In this study, two different forms of therapy (FT and Music Therapy) – this implies that one group gets only FT and another group gets FT adjunct to Music Therapy) were applied and compared on two groups of children with same type of condition (ASD). Those two groups of children were appropriately matched as per their age and clinical condition. The study was conducted at the Department of Erna Hoch Center for Child and Adolescent Psychiatry (CCAP), Central Institute of Psychiatry, Kanke, Ranchi. The study sample consisted of 10 children (age range in between five to fifteen) with diagnosis of ASD, as per ICD-10 DCR criteria. Patients were selected through purposive sampling method and allocation of treatment (FT vs. FT adjunct to Music Therapy) was done on the selected samples by using the ‘odd-even formula’. Selected 10 children were assigned with digits and children with odd numbered digits were selected for FT adjunct to Music Therapy and children with even numbered digit were selected for only FT.
- Socio-Demographic and Clinical Data Sheet
- Childhood Autism Rating Scale (Schopler et. al,1980)
- Indian Scale for Assessment of Autism (Patra & Arun, 2011)
- Indian instrumental classical music viz. Raga Pilu and Raga Khamaj
Statistical package for social science version 22.0 was applied for analysis of the data. Descriptive statistics were used to describe the various sample characteristics. Distribution of socio-demographic variables across two groups of participants was done by using Chi square/fisher-exact test for categorical variables and Mann-Whitney test for continuation variable. For further understanding of difference within the group and locate the changes at different phase of measurement and intervention Friedman and Wilcoxon sign rank test was applied for the CARS and ISAA. To see the percentage change on CARS and ISAA, Mann-Whitney test was applied.To compare the impact of FT and FT adjunct to Music Therapy on children with ASD.

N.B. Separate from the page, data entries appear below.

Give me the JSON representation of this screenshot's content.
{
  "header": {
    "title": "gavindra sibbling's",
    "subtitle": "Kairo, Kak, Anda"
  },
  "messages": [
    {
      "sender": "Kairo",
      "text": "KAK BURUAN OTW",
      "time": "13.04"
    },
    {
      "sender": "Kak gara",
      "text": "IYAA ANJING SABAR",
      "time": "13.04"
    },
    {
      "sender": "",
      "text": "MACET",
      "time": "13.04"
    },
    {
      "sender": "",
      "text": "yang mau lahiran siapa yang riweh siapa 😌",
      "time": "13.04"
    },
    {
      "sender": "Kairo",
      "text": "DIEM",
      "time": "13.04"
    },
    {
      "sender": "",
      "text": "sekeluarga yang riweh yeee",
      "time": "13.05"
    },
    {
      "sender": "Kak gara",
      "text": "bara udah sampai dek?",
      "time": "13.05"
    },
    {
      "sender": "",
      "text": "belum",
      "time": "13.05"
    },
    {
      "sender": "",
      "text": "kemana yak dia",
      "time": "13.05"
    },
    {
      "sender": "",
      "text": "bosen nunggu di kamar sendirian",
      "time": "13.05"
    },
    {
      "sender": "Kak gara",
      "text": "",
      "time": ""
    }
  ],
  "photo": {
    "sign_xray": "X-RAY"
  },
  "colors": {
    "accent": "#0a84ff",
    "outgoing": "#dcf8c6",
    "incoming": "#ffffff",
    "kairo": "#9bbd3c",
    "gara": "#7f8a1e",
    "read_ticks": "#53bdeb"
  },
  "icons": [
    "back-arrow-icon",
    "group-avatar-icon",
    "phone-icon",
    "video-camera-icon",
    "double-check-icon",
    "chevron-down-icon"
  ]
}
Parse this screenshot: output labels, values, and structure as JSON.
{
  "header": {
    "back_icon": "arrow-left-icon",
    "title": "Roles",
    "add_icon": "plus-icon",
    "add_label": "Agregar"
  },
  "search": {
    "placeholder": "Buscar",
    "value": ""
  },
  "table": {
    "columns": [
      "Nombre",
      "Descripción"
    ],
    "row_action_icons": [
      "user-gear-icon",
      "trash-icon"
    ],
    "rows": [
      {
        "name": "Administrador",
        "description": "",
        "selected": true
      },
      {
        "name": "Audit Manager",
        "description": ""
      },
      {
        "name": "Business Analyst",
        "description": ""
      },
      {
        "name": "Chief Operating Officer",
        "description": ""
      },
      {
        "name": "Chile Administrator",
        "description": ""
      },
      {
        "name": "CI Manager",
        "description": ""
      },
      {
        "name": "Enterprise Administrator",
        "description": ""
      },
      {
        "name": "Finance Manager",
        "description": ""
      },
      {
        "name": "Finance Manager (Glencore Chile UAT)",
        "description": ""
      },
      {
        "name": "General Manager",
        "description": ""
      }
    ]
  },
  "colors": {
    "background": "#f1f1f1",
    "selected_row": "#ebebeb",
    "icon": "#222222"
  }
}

Table 1 shows the comparison of the socio-demographic characteristics of children with ASD participants.
The sample selected for study consisted of 80% of males and 20% female. About 60% samples belongs
to joint family and 30% of participants have family history of various mental illness. Among those who
participated, 50% were from urban habitat, 20% were from semi-urban and 30% were from rural area.
The result also show that 20% of sample belongs to lower socio-economic status, 30% belongs to middle
socio-economic status and 50% belongs to higher socio-economic status. Out of all the participants 80%
were Hindu, 10% Muslim and 10% belongs to other category of religion. Almost 60% of them had
associated with IDD. Majority of the participants’ mothers were unemployed (80%) whereas fathers were
employed (90%) in the selected sample, out of them 80% were government employees.
Table 2: explains socio-demographic and clinical profile of continuum variable by using Mann- Whitney test. The mean rank age of the respondents were found higher (6.30) in FT group as
compared to mean rank (4.70) of FT adjunct to music therapy group. The mean rank of family
monthly income was found (5.00 & 6.00) similar in both the groups i.e. FT adjunct to music therapy
group and FT group. However mean rank of the fathers education was found (5.00) in FT adjunct to
music therapy group and (6.00) FT group. The mean rank of the mother’s education was found
(5.60) in FT adjunct to music therapy group and FT group (5.40). The mean rank score of VSMS was
found higher (6.70) in FT group as compared to FT adjunct to Music Therapy group (4.30). Results
also indicated that the mean rank score of DST was found higher (7.10) FT group than FT adjunct to
music therapy group (3.90). However no significant difference was found with regard to age of
respondents, monthly family income, and education of father, education of mother, number of
family member, number of sibling, position of respondent among sibling in the both groups.